Rule of law is essential, not only in ordinary times but also in emergency times. This is not just a point in principle. Worldwide we have seen a very clear correlation between states that have been guided in their responses to emergency by the rule of law with more positive outcomes both in terms of health care but also in terms of the health of their democratic institutions, Dr Grogan stressed.

Dr Grogan observed that the States' responses to COVID-19 were marked by many instances of changes in the normal decision-making processes, leaving aside safeguards that would normally be expected for legal responses. Broad, discretionary, vague or open-ended COVID-19 measures were very often adopted in haste, allowing the executive to take significant action with very limited scrutiny or oversight. She said that Member States should be prepared in advance for future crises by foreseeing explicit provisions on parliamentary and judicial scrutiny and civil society oversight in future crisis response legislations.

With a wave of fake news and disinformation sweeping across Europe, it was also extremely important to communicate the rationale underpinning the adoption of measures to ensure they were properly understood and that public trust was fostered.

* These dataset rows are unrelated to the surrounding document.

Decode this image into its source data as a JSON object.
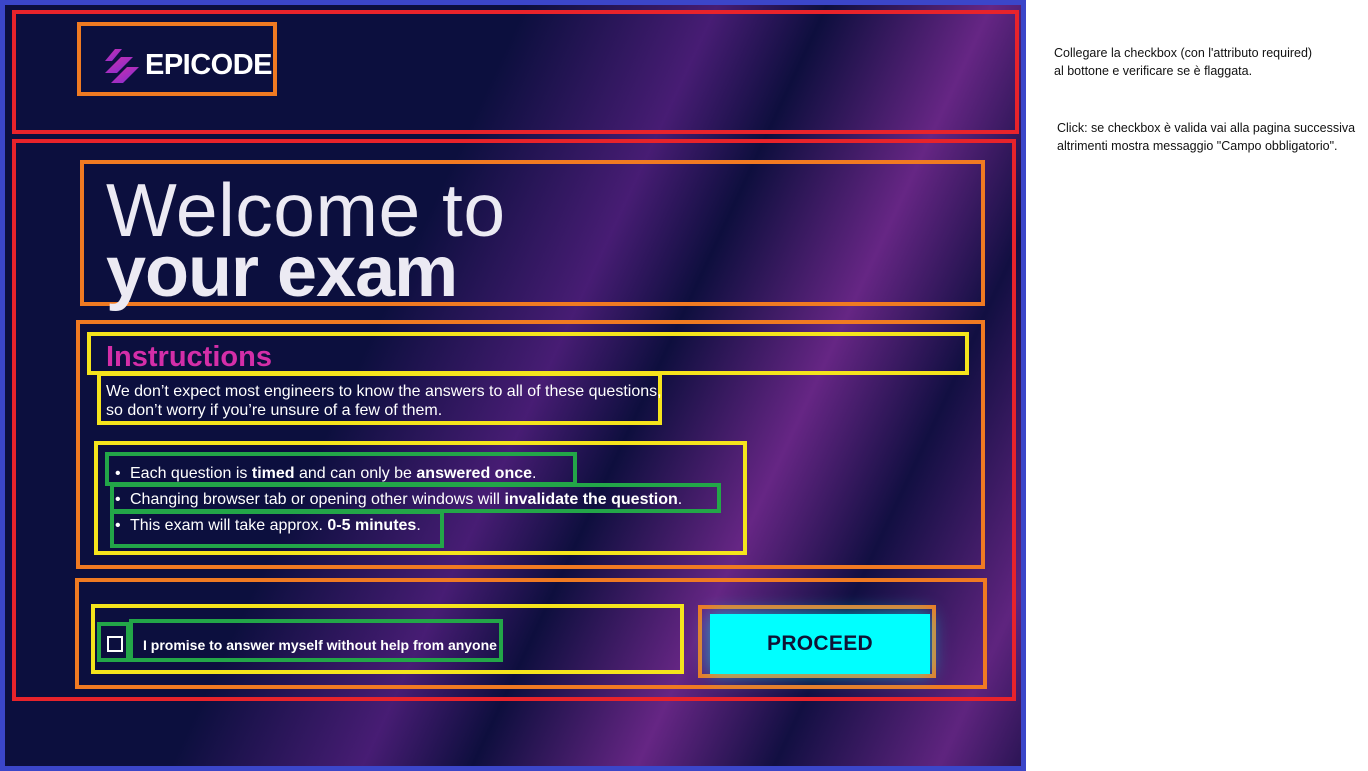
{
  "logo": {
    "text": "EPICODE",
    "colors": [
      "#7b2dd6",
      "#d42ea8"
    ]
  },
  "title": {
    "line1": "Welcome to",
    "line2": "your exam"
  },
  "instructions": {
    "heading": "Instructions",
    "intro": "We don’t expect most engineers to know the answers to all of these questions, so don’t worry if you’re unsure of a few of them.",
    "bullets": [
      {
        "bullet": "•",
        "before": "Each question is ",
        "bold1": "timed",
        "mid": " and can only be ",
        "bold2": "answered once",
        "after": "."
      },
      {
        "bullet": "•",
        "before": "Changing browser tab or opening other windows will ",
        "bold1": "invalidate the question",
        "after": "."
      },
      {
        "bullet": "•",
        "before": "This exam will take approx. ",
        "bold1": "0-5 minutes",
        "after": "."
      }
    ]
  },
  "promise": {
    "label": "I promise to answer myself without help from anyone",
    "checked": false
  },
  "proceed_button": {
    "label": "PROCEED"
  },
  "notes": {
    "note1": {
      "line1": "Collegare la checkbox (con l'attributo required)",
      "line2": "al bottone e verificare se è flaggata."
    },
    "note2": {
      "line1": "Click: se checkbox è valida  vai alla pagina successiva",
      "line2": "altrimenti mostra messaggio \"Campo obbligatorio\"."
    }
  },
  "colors": {
    "background": "#0c0f3e",
    "accent_cyan": "#00ffff",
    "heading_magenta": "#d42ea8",
    "outer_border": "#3b46c9",
    "annotation_red": "#e8232b",
    "annotation_orange": "#f07a22",
    "annotation_yellow": "#f5e41c",
    "annotation_green": "#23a648"
  }
}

However, according to the OECD's Tatyana Teplova, there was a general trend towards a decline in public trust in institutions, which was giving rise to disinformation, polarisation and unwillingness to comply with public policies.

Transparency and access to information are more important in times of crisis, and so is good regulatory management, she said, adding that the number of court actions against some government measures was on the rise.

The conclusions from the hearing will feed into the opinion the EESC is preparing on the topic, in which it will seek to propose recommendations to secure a sustainable post-COVID recovery and consolidate fundamental rights and the rule of law in the long term. It is scheduled for adoption at the March 2022 plenary session.